- LOCAL ANESTHETICS - These drugs are injected into the body to create a desensitized area of the skin, or sections of a limb. Although very commonly used in human medicine, many of our pets will not cooperate and physically holding them still might be more dangerous to them than using a general anesthetic. So local anesthesia is used mainly for small growth removals on areas of the body where the pet will tolerate manipulations awake. Examples of local anesthetics are Lidocaine and Carbocaine.
- INJECTABLE ANESTHETICS - These drugs are usually used for either very short procedures, or they may be used to "induce" anesthesia and are then followed by introduction of a gas anesthetic agent to continue the anesthetic procedure. Examples of injectable Anesthetics are Propofol, Ketamine/Valium, and Dexdomitor.
c. GAS ANESTHETICS - For procedures longer than several minutes, gas anesthetics are the safest way to go. In humans and in our pets, gas anesthetics are delivered with a special anesthetic machine. Gas anesthetics are administered through tubing that is then connected to an "endotracheal tube" which is placed into your pet's windpipe. With this setup, it is possible for us to have complete control over your pet's breathing, which is essential for absolute safety.
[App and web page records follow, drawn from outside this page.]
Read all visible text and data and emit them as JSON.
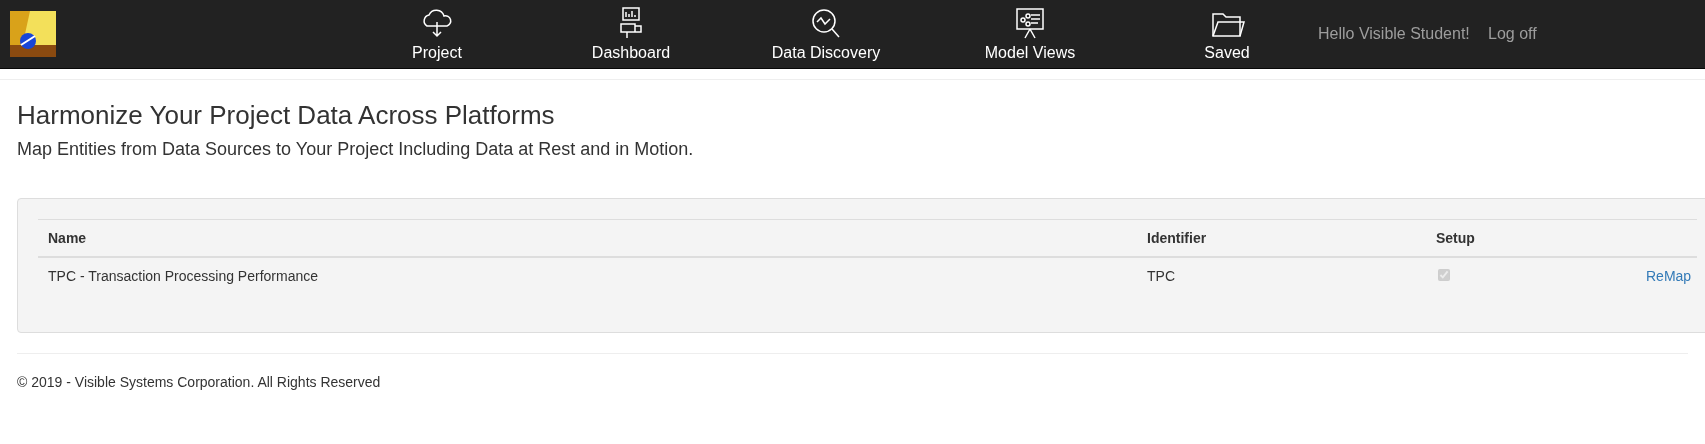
{
  "navbar": {
    "nav_items": [
      {
        "kind": "cloud",
        "label": "Project"
      },
      {
        "kind": "dashboard",
        "label": "Dashboard"
      },
      {
        "kind": "discovery",
        "label": "Data Discovery"
      },
      {
        "kind": "board",
        "label": "Model Views"
      },
      {
        "kind": "folder",
        "label": "Saved"
      }
    ],
    "greeting": "Hello Visible Student!",
    "logoff": "Log off"
  },
  "heading": "Harmonize Your Project Data Across Platforms",
  "subheading": "Map Entities from Data Sources to Your Project Including Data at Rest and in Motion.",
  "table": {
    "columns": [
      "Name",
      "Identifier",
      "Setup"
    ],
    "rows": [
      {
        "name": "TPC - Transaction Processing Performance",
        "identifier": "TPC",
        "setup_checked": true,
        "action": "ReMap"
      }
    ]
  },
  "footer": "© 2019 - Visible Systems Corporation. All Rights Reserved"
}
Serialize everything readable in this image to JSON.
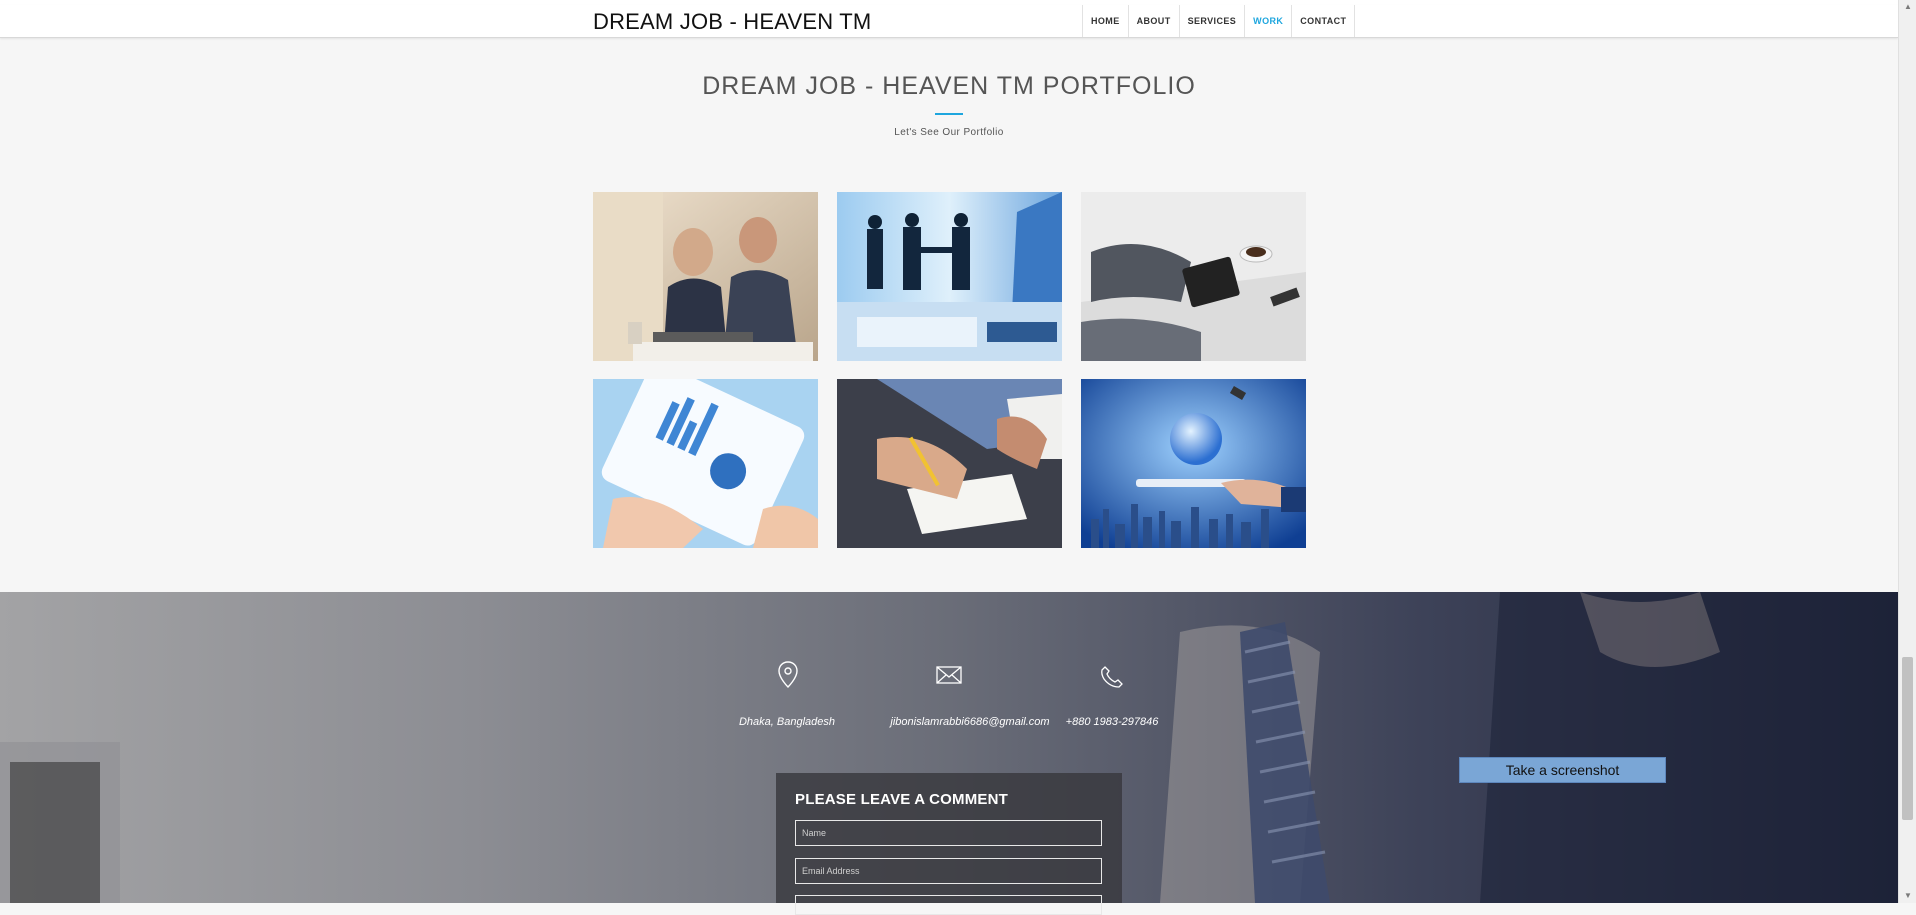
{
  "navbar": {
    "brand": "DREAM JOB - HEAVEN TM",
    "items": [
      {
        "label": "HOME"
      },
      {
        "label": "ABOUT"
      },
      {
        "label": "SERVICES"
      },
      {
        "label": "WORK",
        "active": true
      },
      {
        "label": "CONTACT"
      }
    ]
  },
  "portfolio": {
    "title": "DREAM JOB - HEAVEN TM  PORTFOLIO",
    "subtitle": "Let's See Our Portfolio",
    "accent_color": "#1ea6de"
  },
  "contact": {
    "location": {
      "icon": "map-pin-icon",
      "text": "Dhaka, Bangladesh"
    },
    "email": {
      "icon": "envelope-icon",
      "text": "jibonislamrabbi6686@gmail.com"
    },
    "phone": {
      "icon": "phone-icon",
      "text": "+880 1983-297846"
    }
  },
  "comment_form": {
    "title": "PLEASE LEAVE A COMMENT",
    "name_placeholder": "Name",
    "email_placeholder": "Email Address"
  },
  "screenshot_button": {
    "label": "Take a screenshot"
  }
}
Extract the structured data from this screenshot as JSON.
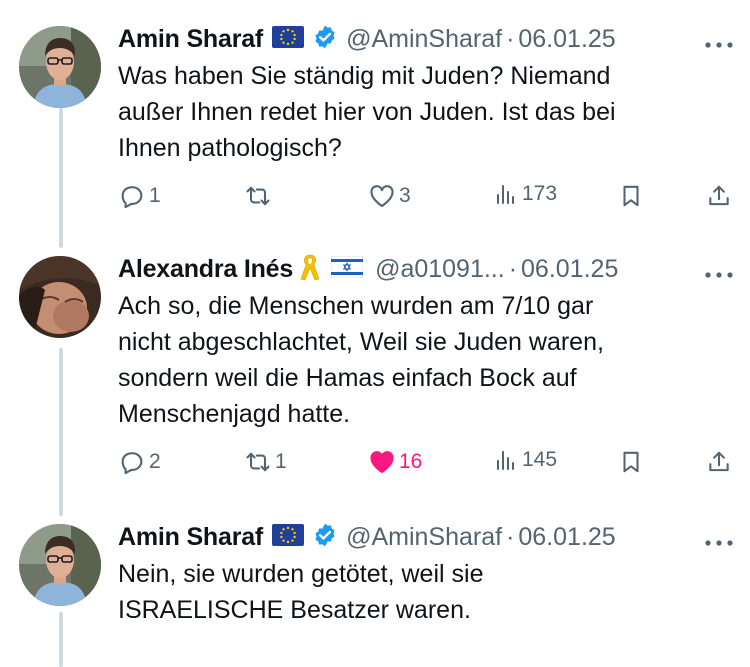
{
  "tweets": [
    {
      "author": "Amin Sharaf",
      "handle": "@AminSharaf",
      "date": "06.01.25",
      "flag": "eu-flag",
      "verified": true,
      "lines": [
        "Was haben Sie ständig mit Juden? Niemand",
        "außer Ihnen redet hier von Juden. Ist das bei",
        "Ihnen pathologisch?"
      ],
      "replies": "1",
      "retweets": "",
      "likes": "3",
      "liked": false,
      "views": "173"
    },
    {
      "author": "Alexandra Inés",
      "handle": "@a01091...",
      "date": "06.01.25",
      "flag": "israel-flag",
      "ribbon": "yellow-ribbon",
      "verified": false,
      "lines": [
        "Ach so, die Menschen wurden am 7/10 gar",
        "nicht abgeschlachtet, Weil sie Juden waren,",
        "sondern weil die Hamas einfach Bock auf",
        "Menschenjagd hatte."
      ],
      "replies": "2",
      "retweets": "1",
      "likes": "16",
      "liked": true,
      "views": "145"
    },
    {
      "author": "Amin Sharaf",
      "handle": "@AminSharaf",
      "date": "06.01.25",
      "flag": "eu-flag",
      "verified": true,
      "lines": [
        "Nein, sie wurden getötet, weil sie",
        "ISRAELISCHE Besatzer waren."
      ]
    }
  ],
  "colors": {
    "text": "#0f1419",
    "secondary": "#536471",
    "verified": "#1d9bf0",
    "like": "#f91880",
    "thread_line": "#cfd9de"
  }
}
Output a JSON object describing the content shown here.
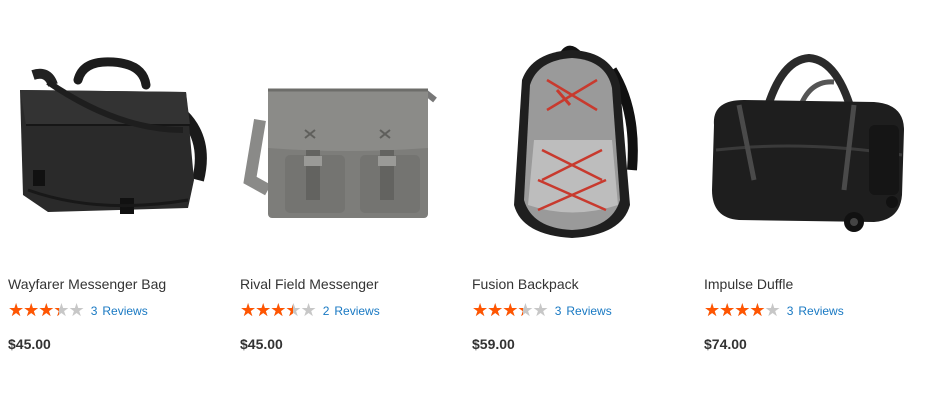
{
  "products": [
    {
      "name": "Wayfarer Messenger Bag",
      "rating_percent": 67,
      "review_count": "3",
      "reviews_label": "Reviews",
      "price": "$45.00",
      "image_icon": "messenger-bag-black"
    },
    {
      "name": "Rival Field Messenger",
      "rating_percent": 70,
      "review_count": "2",
      "reviews_label": "Reviews",
      "price": "$45.00",
      "image_icon": "messenger-bag-gray"
    },
    {
      "name": "Fusion Backpack",
      "rating_percent": 67,
      "review_count": "3",
      "reviews_label": "Reviews",
      "price": "$59.00",
      "image_icon": "backpack-gray"
    },
    {
      "name": "Impulse Duffle",
      "rating_percent": 80,
      "review_count": "3",
      "reviews_label": "Reviews",
      "price": "$74.00",
      "image_icon": "duffle-bag-black"
    }
  ],
  "colors": {
    "star_filled": "#ff5501",
    "star_empty": "#c7c7c7",
    "link": "#1979c3",
    "text": "#333333"
  }
}
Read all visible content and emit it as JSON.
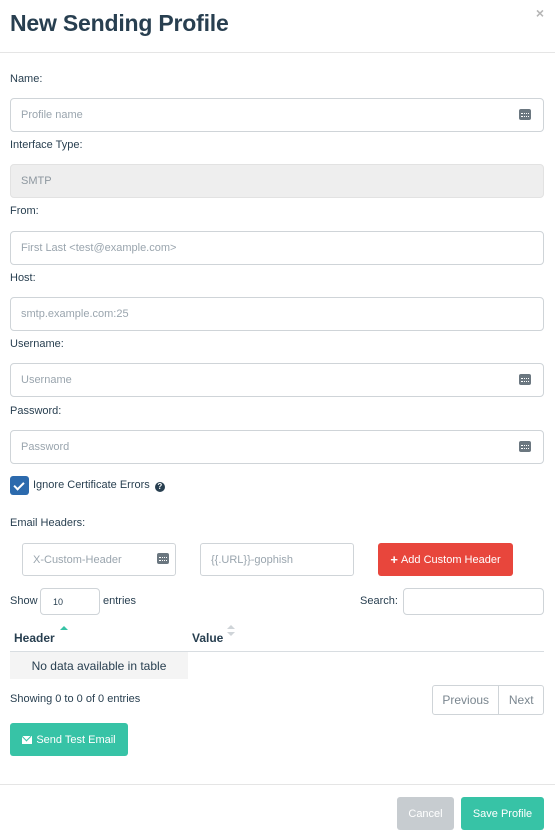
{
  "header": {
    "title": "New Sending Profile",
    "close": "×"
  },
  "fields": {
    "name": {
      "label": "Name:",
      "placeholder": "Profile name"
    },
    "interface_type": {
      "label": "Interface Type:",
      "value": "SMTP"
    },
    "from": {
      "label": "From:",
      "placeholder": "First Last <test@example.com>"
    },
    "host": {
      "label": "Host:",
      "placeholder": "smtp.example.com:25"
    },
    "username": {
      "label": "Username:",
      "placeholder": "Username"
    },
    "password": {
      "label": "Password:",
      "placeholder": "Password"
    }
  },
  "ignore_cert": {
    "label": "Ignore Certificate Errors",
    "checked": true,
    "help_icon": "question-circle-icon"
  },
  "email_headers": {
    "label": "Email Headers:",
    "header_placeholder": "X-Custom-Header",
    "value_placeholder": "{{.URL}}-gophish",
    "add_button": "Add Custom Header"
  },
  "table": {
    "show": "Show",
    "length": "10",
    "entries": "entries",
    "search_label": "Search:",
    "columns": [
      "Header",
      "Value"
    ],
    "empty_message": "No data available in table",
    "info": "Showing 0 to 0 of 0 entries",
    "prev": "Previous",
    "next": "Next"
  },
  "send_test_button": "Send Test Email",
  "footer": {
    "cancel": "Cancel",
    "save": "Save Profile"
  },
  "colors": {
    "primary": "#37c3a6",
    "danger": "#e8463c",
    "checkbox": "#2c6aad",
    "text": "#283f50"
  }
}
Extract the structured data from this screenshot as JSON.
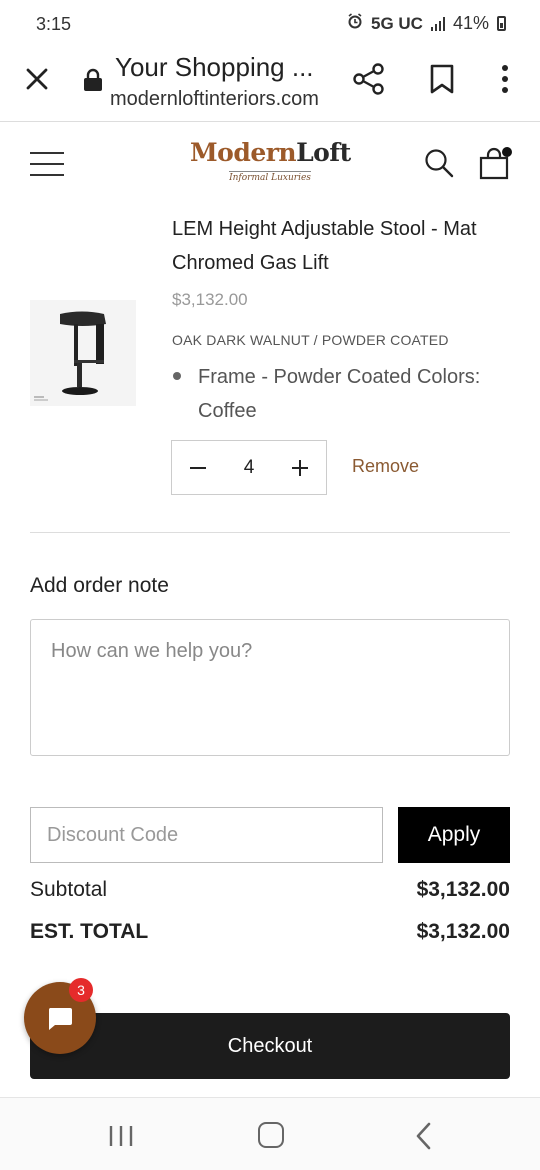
{
  "status_bar": {
    "time": "3:15",
    "network": "5G UC",
    "battery": "41%"
  },
  "browser": {
    "title": "Your Shopping ...",
    "url": "modernloftinteriors.com"
  },
  "site": {
    "logo_part1": "Modern",
    "logo_part2": "Loft",
    "logo_tagline": "Informal Luxuries",
    "logo_accent_color": "#9c5a2a"
  },
  "cart_item": {
    "name": "LEM Height Adjustable Stool - Mat Chromed Gas Lift",
    "price": "$3,132.00",
    "variant": "OAK DARK WALNUT / POWDER COATED",
    "property": "Frame - Powder Coated Colors: Coffee",
    "quantity": "4",
    "remove_label": "Remove"
  },
  "order_note": {
    "label": "Add order note",
    "placeholder": "How can we help you?"
  },
  "discount": {
    "placeholder": "Discount Code",
    "apply_label": "Apply"
  },
  "summary": {
    "subtotal_label": "Subtotal",
    "subtotal_value": "$3,132.00",
    "total_label": "EST. TOTAL",
    "total_value": "$3,132.00"
  },
  "checkout_label": "Checkout",
  "chat": {
    "badge_count": "3"
  }
}
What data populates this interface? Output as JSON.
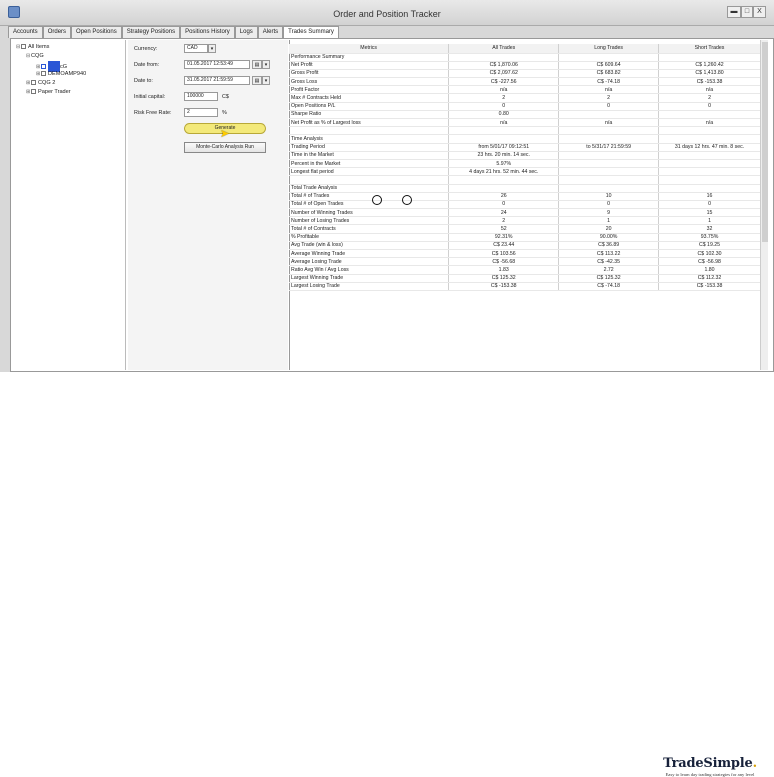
{
  "window": {
    "title": "Order and Position Tracker",
    "btn_min": "▬",
    "btn_max": "□",
    "btn_close": "X"
  },
  "tabs": [
    "Accounts",
    "Orders",
    "Open Positions",
    "Strategy Positions",
    "Positions History",
    "Logs",
    "Alerts",
    "Trades Summary"
  ],
  "active_tab": "Trades Summary",
  "tree": {
    "all_items": "All Items",
    "cqg1": "CQG",
    "cqg1_item": "cG",
    "demo": "DEMOAMP940",
    "cqg2": "CQG 2",
    "paper": "Paper Trader"
  },
  "form": {
    "currency_label": "Currency:",
    "currency_value": "CAD",
    "date_from_label": "Date from:",
    "date_from_value": "01.05.2017 12:53:49",
    "date_to_label": "Date to:",
    "date_to_value": "31.05.2017 21:59:59",
    "initial_capital_label": "Initial capital:",
    "initial_capital_value": "100000",
    "initial_capital_unit": "C$",
    "risk_free_label": "Risk Free Rate:",
    "risk_free_value": "2",
    "risk_free_unit": "%",
    "generate_button": "Generate",
    "monte_carlo_button": "Monte-Carlo Analysis Run"
  },
  "table": {
    "headers": [
      "Metrics",
      "All Trades",
      "Long Trades",
      "Short Trades"
    ],
    "rows": [
      [
        "Performance Summary",
        "",
        "",
        ""
      ],
      [
        "Net Profit",
        "C$ 1,870.06",
        "C$ 609.64",
        "C$ 1,260.42"
      ],
      [
        "Gross Profit",
        "C$ 2,097.62",
        "C$ 683.82",
        "C$ 1,413.80"
      ],
      [
        "Gross Loss",
        "C$ -227.56",
        "C$ -74.18",
        "C$ -153.38"
      ],
      [
        "Profit Factor",
        "n/a",
        "n/a",
        "n/a"
      ],
      [
        "Max # Contracts Held",
        "2",
        "2",
        "2"
      ],
      [
        "Open Positions P/L",
        "0",
        "0",
        "0"
      ],
      [
        "Sharpe Ratio",
        "0.80",
        "",
        ""
      ],
      [
        "Net Profit as % of Largest loss",
        "n/a",
        "n/a",
        "n/a"
      ],
      [
        "",
        "",
        "",
        ""
      ],
      [
        "Time Analysis",
        "",
        "",
        ""
      ],
      [
        "Trading Period",
        "from 5/01/17 09:12:51",
        "to 5/31/17 21:59:59",
        "31 days 12 hrs. 47 min. 8 sec."
      ],
      [
        "Time in the Market",
        "23 hrs. 20 min. 14 sec.",
        "",
        ""
      ],
      [
        "Percent in the Market",
        "5.97%",
        "",
        ""
      ],
      [
        "Longest flat period",
        "4 days 21 hrs. 52 min. 44 sec.",
        "",
        ""
      ],
      [
        "",
        "",
        "",
        ""
      ],
      [
        "Total Trade Analysis",
        "",
        "",
        ""
      ],
      [
        "Total # of Trades",
        "26",
        "10",
        "16"
      ],
      [
        "Total # of Open Trades",
        "0",
        "0",
        "0"
      ],
      [
        "Number of Winning Trades",
        "24",
        "9",
        "15"
      ],
      [
        "Number of Losing Trades",
        "2",
        "1",
        "1"
      ],
      [
        "Total # of Contracts",
        "52",
        "20",
        "32"
      ],
      [
        "% Profitable",
        "92.31%",
        "90.00%",
        "93.75%"
      ],
      [
        "Avg Trade (win & loss)",
        "C$ 23.44",
        "C$ 36.89",
        "C$ 19.25"
      ],
      [
        "Average Winning Trade",
        "C$ 103.56",
        "C$ 113.22",
        "C$ 102.30"
      ],
      [
        "Average Losing Trade",
        "C$ -56.68",
        "C$ -42.35",
        "C$ -56.98"
      ],
      [
        "Ratio Avg Win / Avg Loss",
        "1.83",
        "2.72",
        "1.80"
      ],
      [
        "Largest Winning Trade",
        "C$ 125.32",
        "C$ 125.32",
        "C$ 112.32"
      ],
      [
        "Largest Losing Trade",
        "C$ -153.38",
        "C$ -74.18",
        "C$ -153.38"
      ]
    ]
  },
  "logo": {
    "main": "TradeSimple",
    "dot": ".",
    "tagline": "Easy to learn day trading strategies for any level"
  },
  "colors": {
    "generate_button": "#f3e97a",
    "selection_blue": "#2a56d6",
    "cursor": "#ffcc00"
  }
}
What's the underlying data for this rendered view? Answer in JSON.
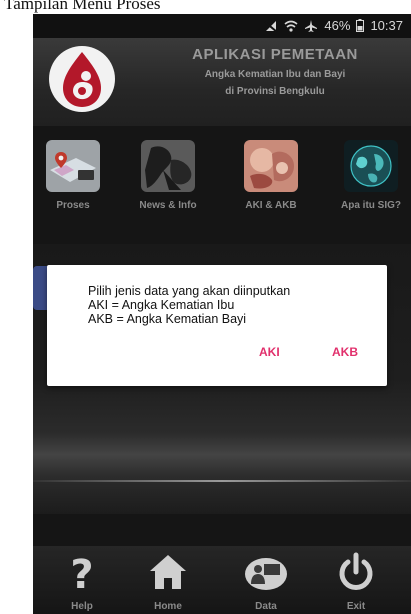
{
  "caption": "Tampilan Menu Proses",
  "status": {
    "battery": "46%",
    "time": "10:37"
  },
  "header": {
    "title": "APLIKASI PEMETAAN",
    "subtitle1": "Angka Kematian Ibu dan Bayi",
    "subtitle2": "di Provinsi Bengkulu"
  },
  "menu": [
    {
      "label": "Proses"
    },
    {
      "label": "News & Info"
    },
    {
      "label": "AKI & AKB"
    },
    {
      "label": "Apa itu SIG?"
    }
  ],
  "dialog": {
    "message_line1": "Pilih jenis data yang akan diinputkan",
    "message_line2": "AKI = Angka Kematian Ibu",
    "message_line3": "AKB = Angka Kematian Bayi",
    "button_aki": "AKI",
    "button_akb": "AKB"
  },
  "nav": [
    {
      "label": "Help"
    },
    {
      "label": "Home"
    },
    {
      "label": "Data"
    },
    {
      "label": "Exit"
    }
  ]
}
No anesthetic protocol is safe without the right monitoring equipment and trained technicians to watch over your pet's anesthetic protocol. There are many different types of monitors. Let's look at a few of them:
- Respiratory Monitors - No system is more important to monitor than the your pet's respirations. There are multiple ways to monitor respiration. The easiest way is to visually observe chest movements. This, however, is not adequate in many cases, so we have two electronic monitors that help us.
- Anesthetic Level - Our advanced anesthesia machines analyze each breath in and each breath out and display exactly the level of anesthesia that is in the breathing circuit.
- Electrocardiograph Monitor - We always monitor the electrical activity of the heart. This is critical with anesthesia, since electrical disturbances or arrhythmias can be picked up easily and treated if necessary. These monitors also constantly display the heart rate and make audible beeps with each beat. This makes it easy to monitor your pet, both by sound and electrical wave patterns.
- Pulse Oximetry - This monitors how well the Red Blood Cells are being Oxygenated by the lungs and pumped by the heart. This is a very sensitive instrument and can alert us to any combination of poor respiration or poor circulation.
- End Tidal CO2 -This machine takes a sampling of your pets exhaled air and analyzes it for carbon dioxide. If your pet's breathing is too slow or too shallow the carbon dioxide will start rising. This is a much better way of analyzing respiration than just observing your pet breathing.
- Blood Pressure - This is an essential monitoring technique. Blood pressure can be monitored by a simple cuff that is placed either on a leg or a tail.